Release Date: 05/29/2003
Suzanne Ackerman email@example.com
(05/29/03) In research on environmental factors that contribute to asthma, EPA scientists have identified metals as components in air pollution that may affect the severity of asthma. This international study is the first to link animal and human data to show the possible role of metals in aggravating asthma, and is available online in the Environmental Health Perspectives journal (http://ehp.niehs.nih.gov/). The study was done in collaboration with researchers at the German Research Center for Environment and Health. Although particulate matter (PM2.5) is known to exacerbate asthma, it is critical to identify which components in PM2.5 have this effect. Allergic asthma is epidemic in the U.S., afflicting 20 million Americans, including six million children. Since 1980, the biggest growth in asthma cases has occurred in children under five.

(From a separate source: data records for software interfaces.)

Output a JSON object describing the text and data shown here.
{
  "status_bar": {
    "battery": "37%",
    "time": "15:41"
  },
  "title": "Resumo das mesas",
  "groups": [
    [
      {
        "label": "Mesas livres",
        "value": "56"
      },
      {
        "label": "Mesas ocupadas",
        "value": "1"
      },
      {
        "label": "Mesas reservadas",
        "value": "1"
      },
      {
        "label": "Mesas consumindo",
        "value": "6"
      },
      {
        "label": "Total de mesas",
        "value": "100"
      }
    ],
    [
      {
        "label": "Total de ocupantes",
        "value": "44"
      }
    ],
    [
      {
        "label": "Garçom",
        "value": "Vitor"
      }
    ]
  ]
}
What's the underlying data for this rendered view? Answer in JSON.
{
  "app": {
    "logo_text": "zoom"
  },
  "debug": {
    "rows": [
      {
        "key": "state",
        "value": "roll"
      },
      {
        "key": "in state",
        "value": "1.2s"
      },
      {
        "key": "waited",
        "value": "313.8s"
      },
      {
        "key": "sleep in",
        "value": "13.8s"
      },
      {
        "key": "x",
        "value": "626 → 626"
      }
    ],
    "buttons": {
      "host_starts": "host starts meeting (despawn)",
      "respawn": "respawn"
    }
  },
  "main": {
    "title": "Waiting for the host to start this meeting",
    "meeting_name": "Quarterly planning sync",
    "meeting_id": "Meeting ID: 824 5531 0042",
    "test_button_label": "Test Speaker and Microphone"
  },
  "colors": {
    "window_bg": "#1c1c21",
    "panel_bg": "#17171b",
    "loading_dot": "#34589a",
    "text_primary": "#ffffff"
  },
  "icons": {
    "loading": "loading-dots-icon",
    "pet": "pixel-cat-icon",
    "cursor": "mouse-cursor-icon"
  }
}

In 1997, EPA established National Ambient Air Quality Standards for PM2.5. These standards are set at levels that protect public health, including the health of sensitive populations such as people with asthma, children, and the elderly. In 2002, EPA announced the Asthma Research Strategy to focus research on pollutants that contribute to asthma, susceptibility factors, and risk management. For more information on EPA’s Asthma Research Strategy, go to the website: https://cfpub.epa.gov/ncea/cfm. For resources on managing asthma, call the Childhood Asthma “Fish Out of Water” hotline at 1-800-315-8056 or go to EPA’s asthma website at: https://www.epa.gov/iaq/asthma.